» **PROBLEM DETAILS**: Each record is to be duplicated exactly, with nothing added.

(Stored entries)
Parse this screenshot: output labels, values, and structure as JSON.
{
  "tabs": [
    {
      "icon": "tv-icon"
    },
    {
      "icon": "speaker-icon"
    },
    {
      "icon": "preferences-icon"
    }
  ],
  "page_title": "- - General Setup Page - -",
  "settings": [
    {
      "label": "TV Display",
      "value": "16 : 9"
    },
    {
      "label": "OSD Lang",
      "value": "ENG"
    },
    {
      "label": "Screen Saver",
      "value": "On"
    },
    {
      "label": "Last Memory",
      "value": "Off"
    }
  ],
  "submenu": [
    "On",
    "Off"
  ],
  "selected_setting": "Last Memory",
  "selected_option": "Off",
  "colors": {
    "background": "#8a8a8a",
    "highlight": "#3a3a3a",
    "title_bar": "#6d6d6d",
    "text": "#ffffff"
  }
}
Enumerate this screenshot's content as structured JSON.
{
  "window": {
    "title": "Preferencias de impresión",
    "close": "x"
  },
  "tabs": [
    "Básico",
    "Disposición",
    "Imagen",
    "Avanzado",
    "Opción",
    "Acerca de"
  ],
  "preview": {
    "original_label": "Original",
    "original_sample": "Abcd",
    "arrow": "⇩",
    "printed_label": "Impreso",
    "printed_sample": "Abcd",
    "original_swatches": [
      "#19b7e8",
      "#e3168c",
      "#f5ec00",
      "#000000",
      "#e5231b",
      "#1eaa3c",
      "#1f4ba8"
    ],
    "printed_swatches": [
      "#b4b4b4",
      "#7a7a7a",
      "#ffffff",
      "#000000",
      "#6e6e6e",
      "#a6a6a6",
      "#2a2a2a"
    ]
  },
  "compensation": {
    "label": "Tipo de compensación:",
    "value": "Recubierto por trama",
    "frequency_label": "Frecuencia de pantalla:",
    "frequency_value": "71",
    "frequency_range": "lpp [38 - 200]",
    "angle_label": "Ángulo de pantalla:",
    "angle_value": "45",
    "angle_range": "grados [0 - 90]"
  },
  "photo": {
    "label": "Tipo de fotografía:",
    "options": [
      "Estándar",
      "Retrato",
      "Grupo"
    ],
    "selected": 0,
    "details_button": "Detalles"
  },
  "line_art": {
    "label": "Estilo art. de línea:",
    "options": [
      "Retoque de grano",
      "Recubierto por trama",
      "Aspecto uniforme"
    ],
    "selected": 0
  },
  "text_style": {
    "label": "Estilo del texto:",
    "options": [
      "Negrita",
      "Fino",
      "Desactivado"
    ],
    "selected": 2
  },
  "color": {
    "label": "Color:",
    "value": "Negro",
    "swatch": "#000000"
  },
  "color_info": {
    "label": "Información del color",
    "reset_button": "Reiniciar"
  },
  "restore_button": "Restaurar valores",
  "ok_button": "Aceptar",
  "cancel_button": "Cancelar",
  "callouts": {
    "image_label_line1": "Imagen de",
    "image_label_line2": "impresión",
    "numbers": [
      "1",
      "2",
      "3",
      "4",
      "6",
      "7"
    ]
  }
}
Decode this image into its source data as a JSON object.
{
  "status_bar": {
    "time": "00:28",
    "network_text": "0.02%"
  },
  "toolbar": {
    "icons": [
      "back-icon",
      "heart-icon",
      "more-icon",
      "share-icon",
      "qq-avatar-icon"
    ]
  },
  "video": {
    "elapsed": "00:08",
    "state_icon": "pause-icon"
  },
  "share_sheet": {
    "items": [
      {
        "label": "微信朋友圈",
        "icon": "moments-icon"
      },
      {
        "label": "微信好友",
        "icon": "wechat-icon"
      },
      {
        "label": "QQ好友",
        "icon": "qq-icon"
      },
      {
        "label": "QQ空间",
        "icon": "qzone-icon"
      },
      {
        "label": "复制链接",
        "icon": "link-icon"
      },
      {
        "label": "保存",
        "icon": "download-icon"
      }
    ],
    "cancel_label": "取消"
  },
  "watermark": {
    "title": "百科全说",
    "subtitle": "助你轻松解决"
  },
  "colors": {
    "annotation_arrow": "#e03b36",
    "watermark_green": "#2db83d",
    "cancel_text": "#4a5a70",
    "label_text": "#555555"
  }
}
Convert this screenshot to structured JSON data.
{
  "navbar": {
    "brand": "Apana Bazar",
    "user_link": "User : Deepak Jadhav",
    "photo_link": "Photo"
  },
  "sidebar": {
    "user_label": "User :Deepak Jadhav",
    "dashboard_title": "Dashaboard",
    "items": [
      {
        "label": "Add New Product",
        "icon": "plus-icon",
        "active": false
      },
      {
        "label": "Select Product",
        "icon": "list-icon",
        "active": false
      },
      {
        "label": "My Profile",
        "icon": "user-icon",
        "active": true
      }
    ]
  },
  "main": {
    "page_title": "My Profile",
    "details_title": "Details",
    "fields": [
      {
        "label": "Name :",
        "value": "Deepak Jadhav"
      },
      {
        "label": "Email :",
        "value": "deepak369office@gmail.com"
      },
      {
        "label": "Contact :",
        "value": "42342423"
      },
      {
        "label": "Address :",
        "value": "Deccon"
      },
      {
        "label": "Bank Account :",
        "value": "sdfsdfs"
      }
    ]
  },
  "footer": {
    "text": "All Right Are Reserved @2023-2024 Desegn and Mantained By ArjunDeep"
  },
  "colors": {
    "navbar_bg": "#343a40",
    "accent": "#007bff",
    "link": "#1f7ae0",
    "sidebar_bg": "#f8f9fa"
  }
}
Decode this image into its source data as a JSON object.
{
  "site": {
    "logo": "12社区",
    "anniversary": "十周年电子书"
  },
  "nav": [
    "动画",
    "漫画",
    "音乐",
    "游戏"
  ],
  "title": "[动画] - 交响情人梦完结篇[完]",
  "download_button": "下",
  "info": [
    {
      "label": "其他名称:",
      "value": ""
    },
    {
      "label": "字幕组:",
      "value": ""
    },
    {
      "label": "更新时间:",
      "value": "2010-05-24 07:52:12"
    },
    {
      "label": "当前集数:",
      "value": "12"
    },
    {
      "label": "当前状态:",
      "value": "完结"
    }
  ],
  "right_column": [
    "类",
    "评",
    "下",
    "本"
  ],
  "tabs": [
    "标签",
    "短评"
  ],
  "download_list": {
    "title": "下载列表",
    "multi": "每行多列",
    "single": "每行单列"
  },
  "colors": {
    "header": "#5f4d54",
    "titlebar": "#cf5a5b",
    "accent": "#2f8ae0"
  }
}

» **RESPONSE TO THE EXERCISE**:
Parse this screenshot: output labels, values, and structure as JSON.
{
  "tabs": [
    {
      "icon": "tv-icon"
    },
    {
      "icon": "speaker-icon"
    },
    {
      "icon": "preferences-icon"
    }
  ],
  "page_title": "- - General Setup Page - -",
  "settings": [
    {
      "label": "TV Display",
      "value": "16 : 9"
    },
    {
      "label": "OSD Lang",
      "value": "ENG"
    },
    {
      "label": "Screen Saver",
      "value": "On"
    },
    {
      "label": "Last Memory",
      "value": "Off"
    }
  ],
  "submenu": [
    "On",
    "Off"
  ],
  "selected_setting": "Last Memory",
  "selected_option": "Off",
  "colors": {
    "background": "#8a8a8a",
    "highlight": "#3a3a3a",
    "title_bar": "#6d6d6d",
    "text": "#ffffff"
  }
}
Enumerate this screenshot's content as structured JSON.
{
  "window": {
    "title": "Preferencias de impresión",
    "close": "x"
  },
  "tabs": [
    "Básico",
    "Disposición",
    "Imagen",
    "Avanzado",
    "Opción",
    "Acerca de"
  ],
  "preview": {
    "original_label": "Original",
    "original_sample": "Abcd",
    "arrow": "⇩",
    "printed_label": "Impreso",
    "printed_sample": "Abcd",
    "original_swatches": [
      "#19b7e8",
      "#e3168c",
      "#f5ec00",
      "#000000",
      "#e5231b",
      "#1eaa3c",
      "#1f4ba8"
    ],
    "printed_swatches": [
      "#b4b4b4",
      "#7a7a7a",
      "#ffffff",
      "#000000",
      "#6e6e6e",
      "#a6a6a6",
      "#2a2a2a"
    ]
  },
  "compensation": {
    "label": "Tipo de compensación:",
    "value": "Recubierto por trama",
    "frequency_label": "Frecuencia de pantalla:",
    "frequency_value": "71",
    "frequency_range": "lpp [38 - 200]",
    "angle_label": "Ángulo de pantalla:",
    "angle_value": "45",
    "angle_range": "grados [0 - 90]"
  },
  "photo": {
    "label": "Tipo de fotografía:",
    "options": [
      "Estándar",
      "Retrato",
      "Grupo"
    ],
    "selected": 0,
    "details_button": "Detalles"
  },
  "line_art": {
    "label": "Estilo art. de línea:",
    "options": [
      "Retoque de grano",
      "Recubierto por trama",
      "Aspecto uniforme"
    ],
    "selected": 0
  },
  "text_style": {
    "label": "Estilo del texto:",
    "options": [
      "Negrita",
      "Fino",
      "Desactivado"
    ],
    "selected": 2
  },
  "color": {
    "label": "Color:",
    "value": "Negro",
    "swatch": "#000000"
  },
  "color_info": {
    "label": "Información del color",
    "reset_button": "Reiniciar"
  },
  "restore_button": "Restaurar valores",
  "ok_button": "Aceptar",
  "cancel_button": "Cancelar",
  "callouts": {
    "image_label_line1": "Imagen de",
    "image_label_line2": "impresión",
    "numbers": [
      "1",
      "2",
      "3",
      "4",
      "6",
      "7"
    ]
  }
}
Decode this image into its source data as a JSON object.
{
  "status_bar": {
    "time": "00:28",
    "network_text": "0.02%"
  },
  "toolbar": {
    "icons": [
      "back-icon",
      "heart-icon",
      "more-icon",
      "share-icon",
      "qq-avatar-icon"
    ]
  },
  "video": {
    "elapsed": "00:08",
    "state_icon": "pause-icon"
  },
  "share_sheet": {
    "items": [
      {
        "label": "微信朋友圈",
        "icon": "moments-icon"
      },
      {
        "label": "微信好友",
        "icon": "wechat-icon"
      },
      {
        "label": "QQ好友",
        "icon": "qq-icon"
      },
      {
        "label": "QQ空间",
        "icon": "qzone-icon"
      },
      {
        "label": "复制链接",
        "icon": "link-icon"
      },
      {
        "label": "保存",
        "icon": "download-icon"
      }
    ],
    "cancel_label": "取消"
  },
  "watermark": {
    "title": "百科全说",
    "subtitle": "助你轻松解决"
  },
  "colors": {
    "annotation_arrow": "#e03b36",
    "watermark_green": "#2db83d",
    "cancel_text": "#4a5a70",
    "label_text": "#555555"
  }
}
Convert this screenshot to structured JSON data.
{
  "navbar": {
    "brand": "Apana Bazar",
    "user_link": "User : Deepak Jadhav",
    "photo_link": "Photo"
  },
  "sidebar": {
    "user_label": "User :Deepak Jadhav",
    "dashboard_title": "Dashaboard",
    "items": [
      {
        "label": "Add New Product",
        "icon": "plus-icon",
        "active": false
      },
      {
        "label": "Select Product",
        "icon": "list-icon",
        "active": false
      },
      {
        "label": "My Profile",
        "icon": "user-icon",
        "active": true
      }
    ]
  },
  "main": {
    "page_title": "My Profile",
    "details_title": "Details",
    "fields": [
      {
        "label": "Name :",
        "value": "Deepak Jadhav"
      },
      {
        "label": "Email :",
        "value": "deepak369office@gmail.com"
      },
      {
        "label": "Contact :",
        "value": "42342423"
      },
      {
        "label": "Address :",
        "value": "Deccon"
      },
      {
        "label": "Bank Account :",
        "value": "sdfsdfs"
      }
    ]
  },
  "footer": {
    "text": "All Right Are Reserved @2023-2024 Desegn and Mantained By ArjunDeep"
  },
  "colors": {
    "navbar_bg": "#343a40",
    "accent": "#007bff",
    "link": "#1f7ae0",
    "sidebar_bg": "#f8f9fa"
  }
}
Decode this image into its source data as a JSON object.
{
  "site": {
    "logo": "12社区",
    "anniversary": "十周年电子书"
  },
  "nav": [
    "动画",
    "漫画",
    "音乐",
    "游戏"
  ],
  "title": "[动画] - 交响情人梦完结篇[完]",
  "download_button": "下",
  "info": [
    {
      "label": "其他名称:",
      "value": ""
    },
    {
      "label": "字幕组:",
      "value": ""
    },
    {
      "label": "更新时间:",
      "value": "2010-05-24 07:52:12"
    },
    {
      "label": "当前集数:",
      "value": "12"
    },
    {
      "label": "当前状态:",
      "value": "完结"
    }
  ],
  "right_column": [
    "类",
    "评",
    "下",
    "本"
  ],
  "tabs": [
    "标签",
    "短评"
  ],
  "download_list": {
    "title": "下载列表",
    "multi": "每行多列",
    "single": "每行单列"
  },
  "colors": {
    "header": "#5f4d54",
    "titlebar": "#cf5a5b",
    "accent": "#2f8ae0"
  }
}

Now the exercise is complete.